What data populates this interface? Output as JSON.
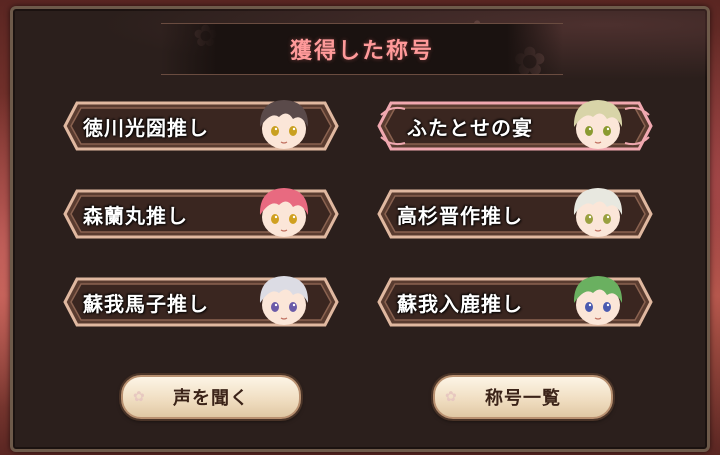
{
  "title": "獲得した称号",
  "titles": [
    {
      "label": "徳川光圀推し",
      "selected": false,
      "hair": "#5a4a4a",
      "eyes": "#c9a020"
    },
    {
      "label": "ふたとせの宴",
      "selected": true,
      "hair": "#d8d4a8",
      "eyes": "#8a9a30"
    },
    {
      "label": "森蘭丸推し",
      "selected": false,
      "hair": "#e86a80",
      "eyes": "#d0a020"
    },
    {
      "label": "高杉晋作推し",
      "selected": false,
      "hair": "#e8e8e0",
      "eyes": "#9aa040"
    },
    {
      "label": "蘇我馬子推し",
      "selected": false,
      "hair": "#dcdce4",
      "eyes": "#6a5aa8"
    },
    {
      "label": "蘇我入鹿推し",
      "selected": false,
      "hair": "#6ab060",
      "eyes": "#4a5ab0"
    }
  ],
  "buttons": {
    "listen_voice": "声を聞く",
    "title_list": "称号一覧"
  },
  "colors": {
    "title_text": "#ff9a9a",
    "plate_fill": "#3a2620",
    "plate_border": "#e0b8a0",
    "selected_border": "#f0a8b0"
  }
}
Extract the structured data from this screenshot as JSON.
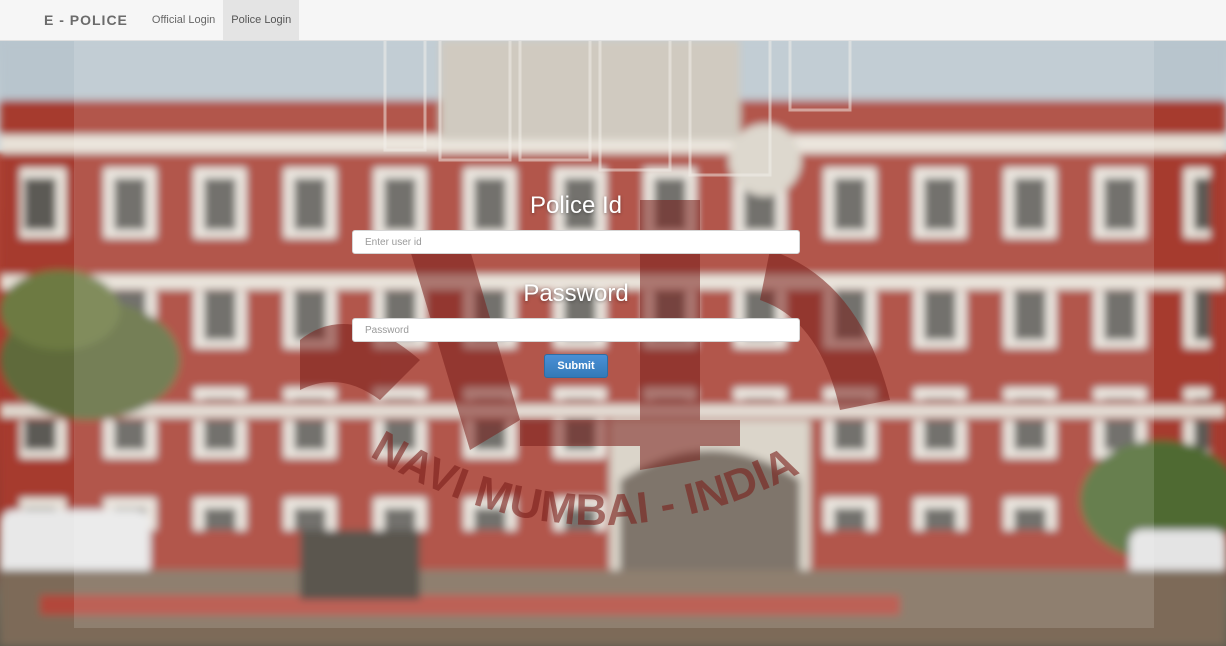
{
  "navbar": {
    "brand": "E - POLICE",
    "links": [
      {
        "label": "Official Login",
        "active": false
      },
      {
        "label": "Police Login",
        "active": true
      }
    ]
  },
  "watermark": {
    "bottom_text": "NAVI MUMBAI - INDIA"
  },
  "form": {
    "police_id_label": "Police Id",
    "police_id_placeholder": "Enter user id",
    "police_id_value": "",
    "password_label": "Password",
    "password_placeholder": "Password",
    "password_value": "",
    "submit_label": "Submit"
  },
  "colors": {
    "primary_button": "#337ab7",
    "brick": "#a83b2e",
    "watermark": "#7a1f1a"
  }
}
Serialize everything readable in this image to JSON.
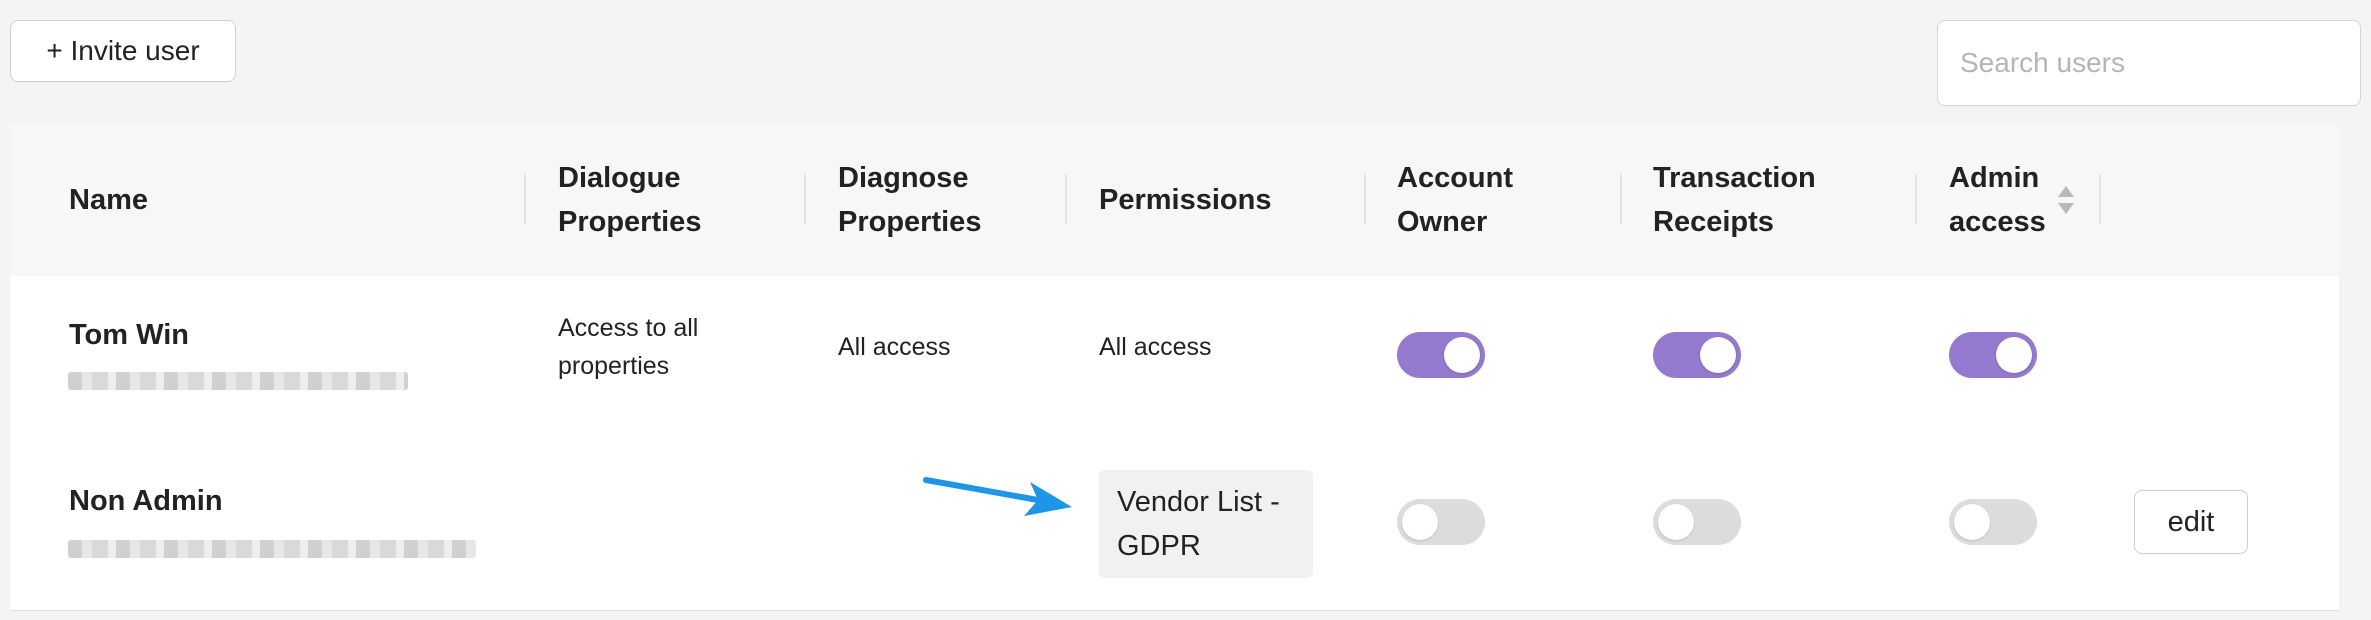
{
  "toolbar": {
    "invite_label": "+ Invite user",
    "search_placeholder": "Search users",
    "search_value": ""
  },
  "table": {
    "headers": [
      {
        "key": "name",
        "lines": [
          "Name"
        ]
      },
      {
        "key": "dialogue",
        "lines": [
          "Dialogue",
          "Properties"
        ]
      },
      {
        "key": "diagnose",
        "lines": [
          "Diagnose",
          "Properties"
        ]
      },
      {
        "key": "permissions",
        "lines": [
          "Permissions"
        ]
      },
      {
        "key": "account_owner",
        "lines": [
          "Account",
          "Owner"
        ]
      },
      {
        "key": "transaction_receipts",
        "lines": [
          "Transaction",
          "Receipts"
        ]
      },
      {
        "key": "admin_access",
        "lines": [
          "Admin",
          "access"
        ]
      }
    ],
    "rows": [
      {
        "name": "Tom Win",
        "dialogue": [
          "Access to all",
          "properties"
        ],
        "diagnose": "All access",
        "permissions": "All access",
        "account_owner": true,
        "transaction_receipts": true,
        "admin_access": true
      },
      {
        "name": "Non Admin",
        "permissions_chip": [
          "Vendor List -",
          "GDPR"
        ],
        "account_owner": false,
        "transaction_receipts": false,
        "admin_access": false,
        "edit_label": "edit"
      }
    ]
  },
  "colors": {
    "toggle_on": "#9479cf",
    "toggle_off": "#dcdcdc",
    "annotation_arrow": "#1e96e8"
  },
  "icons": {
    "sort": "sort-icon",
    "annotation": "arrow-icon"
  }
}
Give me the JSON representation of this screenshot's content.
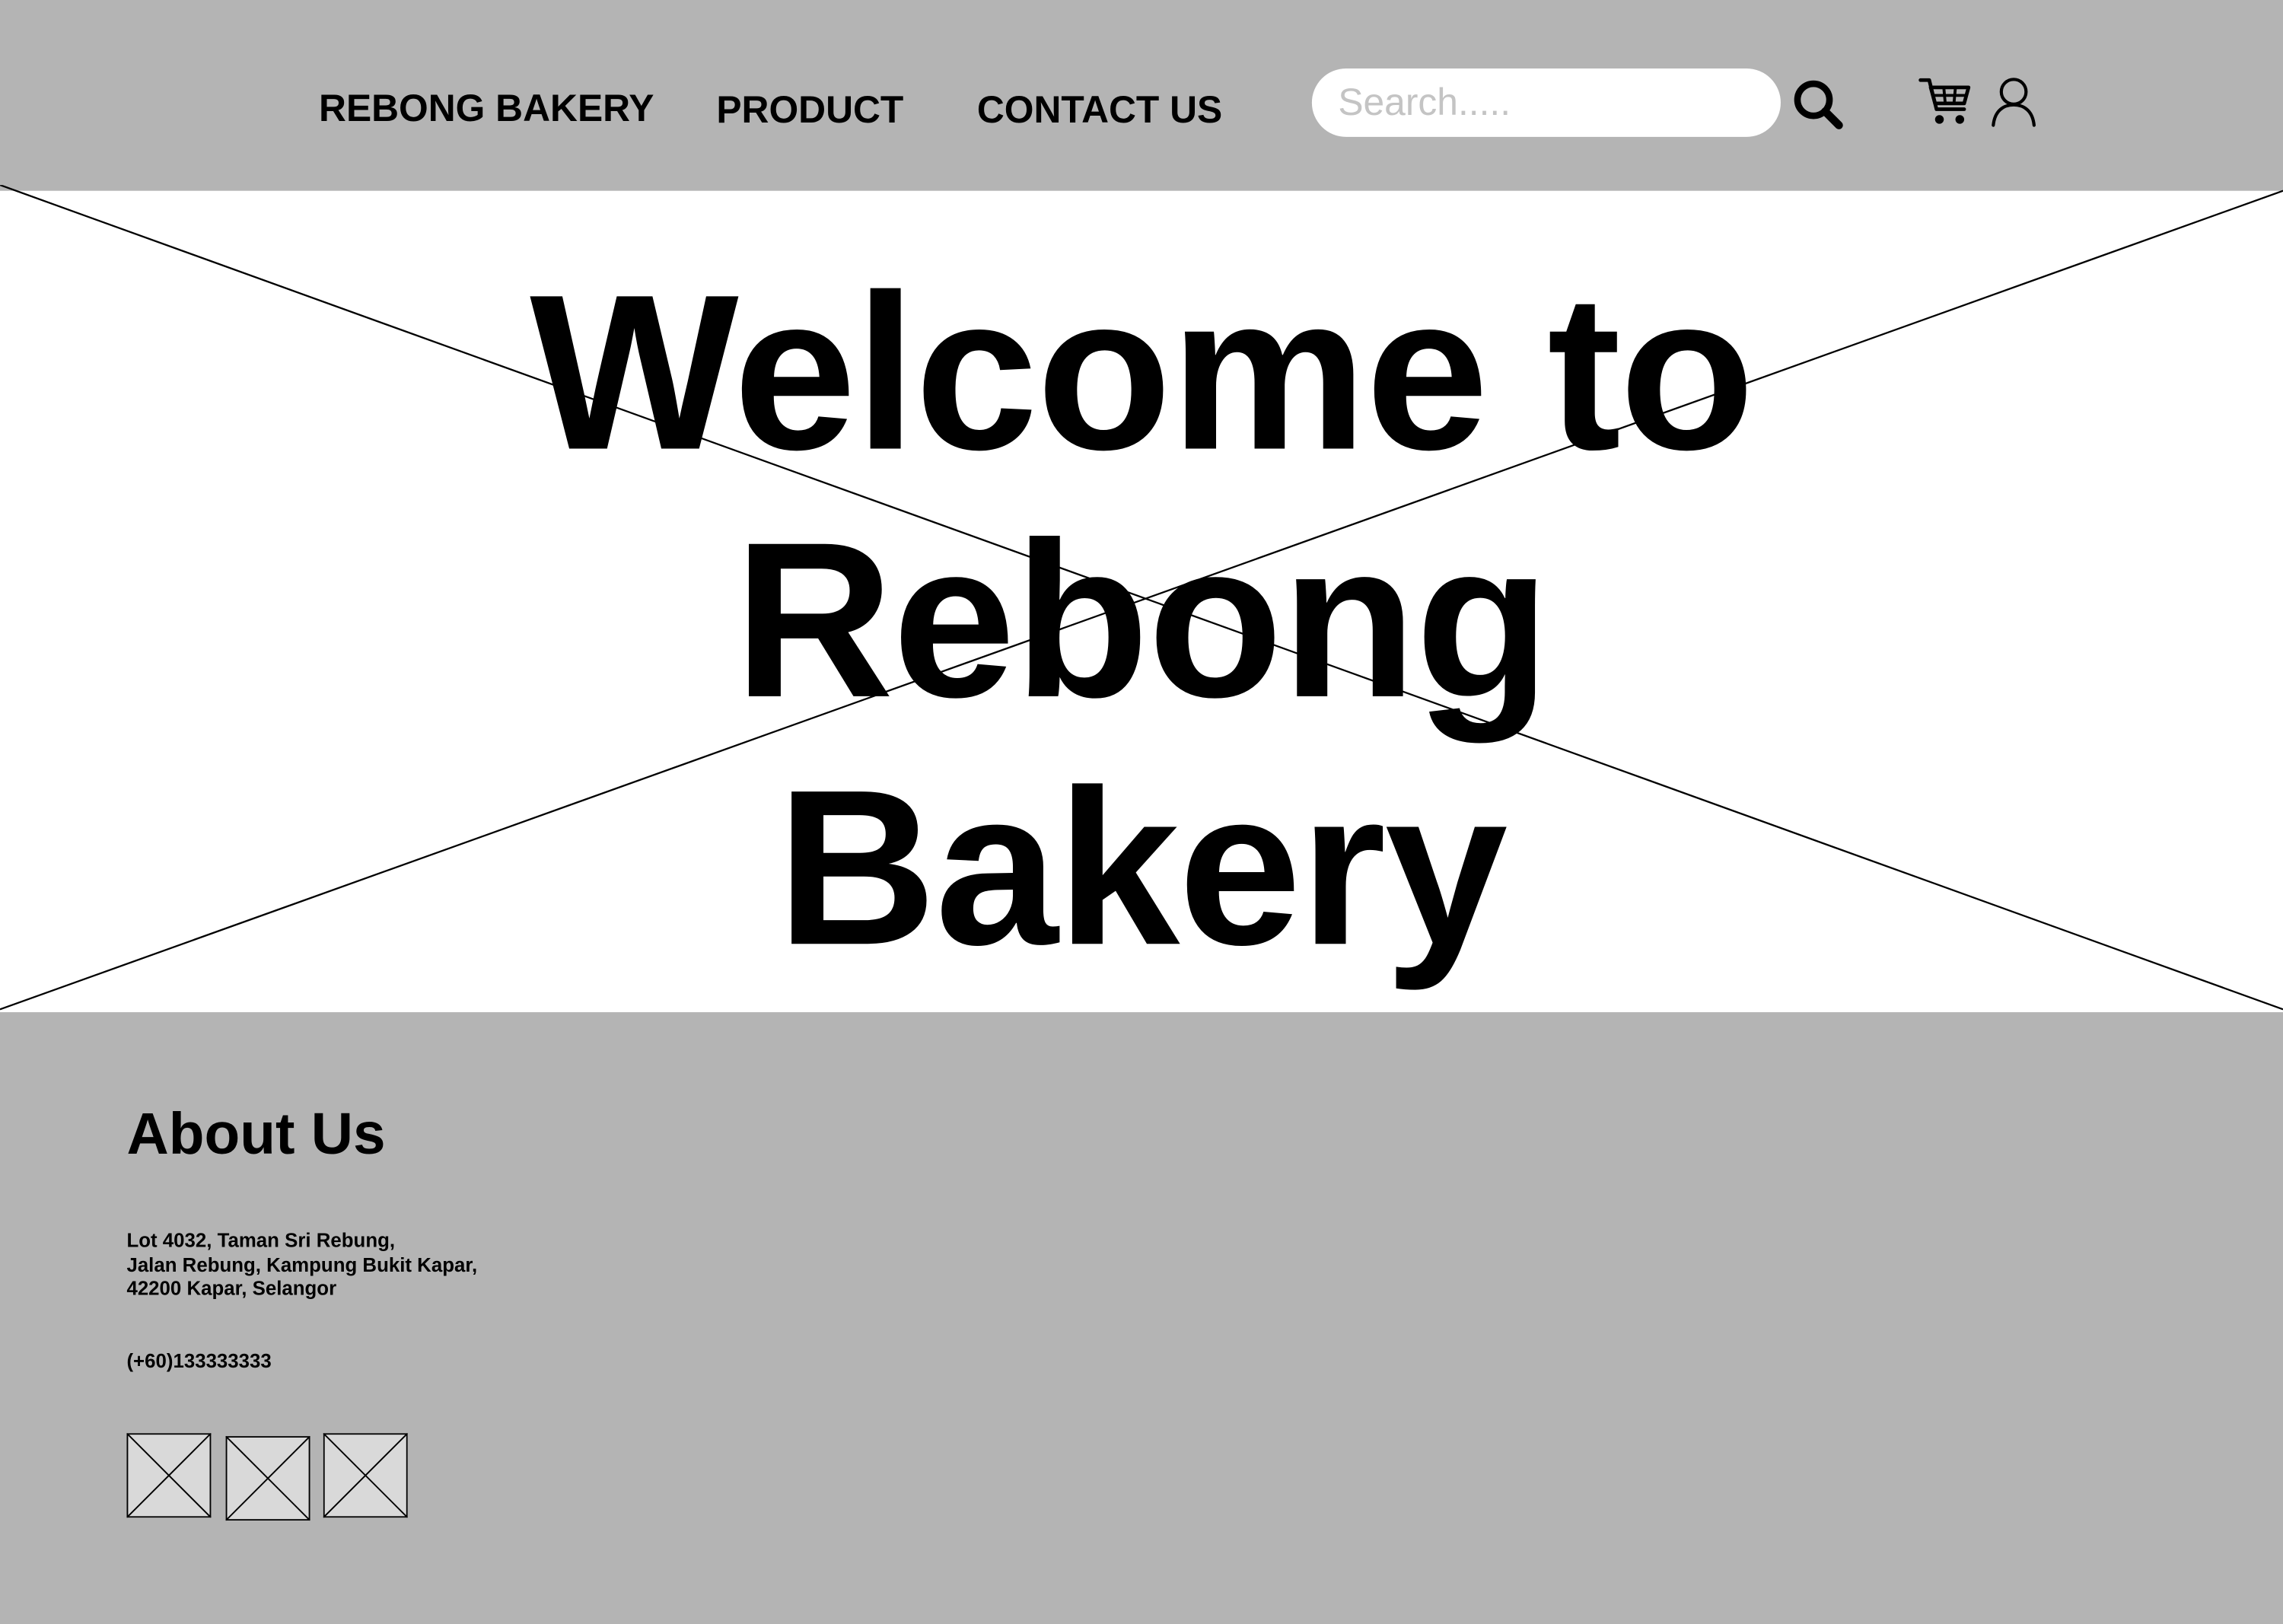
{
  "header": {
    "brand": "REBONG BAKERY",
    "nav": [
      {
        "label": "PRODUCT"
      },
      {
        "label": "CONTACT US"
      }
    ],
    "search": {
      "placeholder": "Search.....",
      "value": ""
    },
    "icons": [
      "search-icon",
      "cart-icon",
      "user-icon"
    ]
  },
  "hero": {
    "title_lines": [
      "Welcome to",
      "Rebong",
      "Bakery"
    ],
    "background": "image-placeholder"
  },
  "footer": {
    "heading": "About Us",
    "address_lines": [
      "Lot 4032, Taman Sri Rebung,",
      "Jalan Rebung, Kampung Bukit Kapar,",
      "42200 Kapar, Selangor"
    ],
    "phone": "(+60)133333333",
    "social_links": [
      "social-placeholder-1",
      "social-placeholder-2",
      "social-placeholder-3"
    ]
  },
  "colors": {
    "panel": "#b4b4b4",
    "hero_bg": "#ffffff",
    "text": "#000000",
    "search_bg": "#ffffff",
    "placeholder_tile": "#d9d9d9"
  }
}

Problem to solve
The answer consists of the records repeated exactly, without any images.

Reply to the task
What data populates this interface? Output as JSON.
{
  "title": "獲得した称号",
  "titles": [
    {
      "label": "徳川光圀推し",
      "selected": false,
      "hair": "#5a4a4a",
      "eyes": "#c9a020"
    },
    {
      "label": "ふたとせの宴",
      "selected": true,
      "hair": "#d8d4a8",
      "eyes": "#8a9a30"
    },
    {
      "label": "森蘭丸推し",
      "selected": false,
      "hair": "#e86a80",
      "eyes": "#d0a020"
    },
    {
      "label": "高杉晋作推し",
      "selected": false,
      "hair": "#e8e8e0",
      "eyes": "#9aa040"
    },
    {
      "label": "蘇我馬子推し",
      "selected": false,
      "hair": "#dcdce4",
      "eyes": "#6a5aa8"
    },
    {
      "label": "蘇我入鹿推し",
      "selected": false,
      "hair": "#6ab060",
      "eyes": "#4a5ab0"
    }
  ],
  "buttons": {
    "listen_voice": "声を聞く",
    "title_list": "称号一覧"
  },
  "colors": {
    "title_text": "#ff9a9a",
    "plate_fill": "#3a2620",
    "plate_border": "#e0b8a0",
    "selected_border": "#f0a8b0"
  }
}
Extract the structured data from this screenshot as JSON.
{
  "navbar": {
    "brand": "E - POLICE",
    "links": [
      {
        "label": "Official Login",
        "active": false
      },
      {
        "label": "Police Login",
        "active": true
      }
    ]
  },
  "watermark": {
    "bottom_text": "NAVI MUMBAI - INDIA"
  },
  "form": {
    "police_id_label": "Police Id",
    "police_id_placeholder": "Enter user id",
    "police_id_value": "",
    "password_label": "Password",
    "password_placeholder": "Password",
    "password_value": "",
    "submit_label": "Submit"
  },
  "colors": {
    "primary_button": "#337ab7",
    "brick": "#a83b2e",
    "watermark": "#7a1f1a"
  }
}
Serialize everything readable in this image to JSON.
{
  "toolbar": {
    "invite_label": "+ Invite user",
    "search_placeholder": "Search users",
    "search_value": ""
  },
  "table": {
    "headers": [
      {
        "key": "name",
        "lines": [
          "Name"
        ]
      },
      {
        "key": "dialogue",
        "lines": [
          "Dialogue",
          "Properties"
        ]
      },
      {
        "key": "diagnose",
        "lines": [
          "Diagnose",
          "Properties"
        ]
      },
      {
        "key": "permissions",
        "lines": [
          "Permissions"
        ]
      },
      {
        "key": "account_owner",
        "lines": [
          "Account",
          "Owner"
        ]
      },
      {
        "key": "transaction_receipts",
        "lines": [
          "Transaction",
          "Receipts"
        ]
      },
      {
        "key": "admin_access",
        "lines": [
          "Admin",
          "access"
        ]
      }
    ],
    "rows": [
      {
        "name": "Tom Win",
        "dialogue": [
          "Access to all",
          "properties"
        ],
        "diagnose": "All access",
        "permissions": "All access",
        "account_owner": true,
        "transaction_receipts": true,
        "admin_access": true
      },
      {
        "name": "Non Admin",
        "permissions_chip": [
          "Vendor List -",
          "GDPR"
        ],
        "account_owner": false,
        "transaction_receipts": false,
        "admin_access": false,
        "edit_label": "edit"
      }
    ]
  },
  "colors": {
    "toggle_on": "#9479cf",
    "toggle_off": "#dcdcdc",
    "annotation_arrow": "#1e96e8"
  },
  "icons": {
    "sort": "sort-icon",
    "annotation": "arrow-icon"
  }
}
Give me the JSON representation of this screenshot's content.
{
  "header": {
    "brand": "REBONG BAKERY",
    "nav": [
      {
        "label": "PRODUCT"
      },
      {
        "label": "CONTACT US"
      }
    ],
    "search": {
      "placeholder": "Search.....",
      "value": ""
    },
    "icons": [
      "search-icon",
      "cart-icon",
      "user-icon"
    ]
  },
  "hero": {
    "title_lines": [
      "Welcome to",
      "Rebong",
      "Bakery"
    ],
    "background": "image-placeholder"
  },
  "footer": {
    "heading": "About Us",
    "address_lines": [
      "Lot 4032, Taman Sri Rebung,",
      "Jalan Rebung, Kampung Bukit Kapar,",
      "42200 Kapar, Selangor"
    ],
    "phone": "(+60)133333333",
    "social_links": [
      "social-placeholder-1",
      "social-placeholder-2",
      "social-placeholder-3"
    ]
  },
  "colors": {
    "panel": "#b4b4b4",
    "hero_bg": "#ffffff",
    "text": "#000000",
    "search_bg": "#ffffff",
    "placeholder_tile": "#d9d9d9"
  }
}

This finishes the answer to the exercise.